_Problem_: Take every line from the material that has the word "status" in it.

=====

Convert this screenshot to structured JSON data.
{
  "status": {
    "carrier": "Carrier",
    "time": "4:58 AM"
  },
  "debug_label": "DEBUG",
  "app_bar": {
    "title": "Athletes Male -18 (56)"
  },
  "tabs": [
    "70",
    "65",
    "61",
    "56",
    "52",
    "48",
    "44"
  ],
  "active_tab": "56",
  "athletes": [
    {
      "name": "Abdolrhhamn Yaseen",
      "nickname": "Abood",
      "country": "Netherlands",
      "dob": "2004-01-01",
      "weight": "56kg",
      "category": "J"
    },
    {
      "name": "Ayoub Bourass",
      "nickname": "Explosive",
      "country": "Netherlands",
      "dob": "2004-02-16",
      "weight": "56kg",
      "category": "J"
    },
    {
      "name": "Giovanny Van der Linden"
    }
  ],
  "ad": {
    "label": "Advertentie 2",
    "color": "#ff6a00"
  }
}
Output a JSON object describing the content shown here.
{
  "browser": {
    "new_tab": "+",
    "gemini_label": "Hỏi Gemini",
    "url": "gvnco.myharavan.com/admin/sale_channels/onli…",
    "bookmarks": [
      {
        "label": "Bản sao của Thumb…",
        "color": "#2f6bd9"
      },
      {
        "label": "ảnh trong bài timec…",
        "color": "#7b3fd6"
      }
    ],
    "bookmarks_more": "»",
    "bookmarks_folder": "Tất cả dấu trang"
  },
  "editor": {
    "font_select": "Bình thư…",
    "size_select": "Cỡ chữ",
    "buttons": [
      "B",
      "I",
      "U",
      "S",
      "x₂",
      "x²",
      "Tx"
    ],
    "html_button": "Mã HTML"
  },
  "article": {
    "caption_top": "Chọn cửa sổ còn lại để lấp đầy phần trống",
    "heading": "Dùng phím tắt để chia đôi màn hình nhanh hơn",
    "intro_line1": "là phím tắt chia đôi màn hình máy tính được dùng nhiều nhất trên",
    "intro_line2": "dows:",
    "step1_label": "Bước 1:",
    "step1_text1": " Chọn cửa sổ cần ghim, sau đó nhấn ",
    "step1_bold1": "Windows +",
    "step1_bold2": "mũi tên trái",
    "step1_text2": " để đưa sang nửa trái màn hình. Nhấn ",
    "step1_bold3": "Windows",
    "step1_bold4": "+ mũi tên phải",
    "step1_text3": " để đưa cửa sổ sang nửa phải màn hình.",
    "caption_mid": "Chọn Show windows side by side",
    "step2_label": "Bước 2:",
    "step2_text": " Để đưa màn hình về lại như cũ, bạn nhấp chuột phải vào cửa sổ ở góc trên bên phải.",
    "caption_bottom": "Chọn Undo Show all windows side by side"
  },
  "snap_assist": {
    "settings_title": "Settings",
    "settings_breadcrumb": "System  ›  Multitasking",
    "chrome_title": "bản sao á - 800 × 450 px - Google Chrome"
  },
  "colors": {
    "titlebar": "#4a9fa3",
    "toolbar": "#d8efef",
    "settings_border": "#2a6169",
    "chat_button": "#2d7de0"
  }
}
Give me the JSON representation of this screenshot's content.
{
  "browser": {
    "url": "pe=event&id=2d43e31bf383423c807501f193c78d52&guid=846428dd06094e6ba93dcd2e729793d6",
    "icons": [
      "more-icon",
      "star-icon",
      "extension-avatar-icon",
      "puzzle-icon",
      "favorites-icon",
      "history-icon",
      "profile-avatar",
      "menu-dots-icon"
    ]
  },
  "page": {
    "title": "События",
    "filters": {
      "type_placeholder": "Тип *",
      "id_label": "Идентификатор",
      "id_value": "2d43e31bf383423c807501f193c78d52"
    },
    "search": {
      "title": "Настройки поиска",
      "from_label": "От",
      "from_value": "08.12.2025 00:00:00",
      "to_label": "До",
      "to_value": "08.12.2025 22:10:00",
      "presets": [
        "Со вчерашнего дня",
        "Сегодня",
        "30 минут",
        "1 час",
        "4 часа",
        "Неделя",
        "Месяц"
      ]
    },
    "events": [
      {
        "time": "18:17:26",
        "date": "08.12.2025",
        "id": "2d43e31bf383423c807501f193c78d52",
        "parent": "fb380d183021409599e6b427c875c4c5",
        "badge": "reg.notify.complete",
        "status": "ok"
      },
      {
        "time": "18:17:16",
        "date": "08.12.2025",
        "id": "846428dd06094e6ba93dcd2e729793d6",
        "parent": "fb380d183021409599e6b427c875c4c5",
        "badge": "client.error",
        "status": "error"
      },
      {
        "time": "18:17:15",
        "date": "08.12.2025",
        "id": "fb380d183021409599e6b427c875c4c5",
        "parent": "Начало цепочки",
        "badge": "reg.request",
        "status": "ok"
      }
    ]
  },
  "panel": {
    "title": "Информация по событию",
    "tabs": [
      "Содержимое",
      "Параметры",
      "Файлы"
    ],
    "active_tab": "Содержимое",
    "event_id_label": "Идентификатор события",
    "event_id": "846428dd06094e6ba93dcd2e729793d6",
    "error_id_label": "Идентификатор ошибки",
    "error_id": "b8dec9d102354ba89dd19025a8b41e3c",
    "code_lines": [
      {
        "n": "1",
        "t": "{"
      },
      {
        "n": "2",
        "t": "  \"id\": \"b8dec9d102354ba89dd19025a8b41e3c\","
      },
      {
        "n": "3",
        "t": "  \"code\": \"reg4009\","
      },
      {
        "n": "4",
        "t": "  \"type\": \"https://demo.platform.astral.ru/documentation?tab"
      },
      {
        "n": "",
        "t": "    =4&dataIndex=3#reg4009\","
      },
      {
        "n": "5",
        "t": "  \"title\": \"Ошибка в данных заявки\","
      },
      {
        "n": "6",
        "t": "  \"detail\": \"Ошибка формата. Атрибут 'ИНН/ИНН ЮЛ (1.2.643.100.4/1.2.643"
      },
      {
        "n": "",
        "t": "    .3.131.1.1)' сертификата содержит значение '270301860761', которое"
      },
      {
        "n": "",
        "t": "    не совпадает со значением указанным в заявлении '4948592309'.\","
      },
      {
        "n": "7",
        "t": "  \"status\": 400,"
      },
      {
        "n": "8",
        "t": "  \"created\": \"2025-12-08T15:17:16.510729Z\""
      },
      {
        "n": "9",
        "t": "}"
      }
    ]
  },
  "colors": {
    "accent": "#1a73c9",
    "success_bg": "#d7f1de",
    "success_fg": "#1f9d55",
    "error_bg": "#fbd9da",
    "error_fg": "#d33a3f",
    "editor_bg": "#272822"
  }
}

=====

_Response area_:
  "status": {
        "status": "ok"
        "status": "error"
        "status": "ok"
        "t": "  \"status\": 400,"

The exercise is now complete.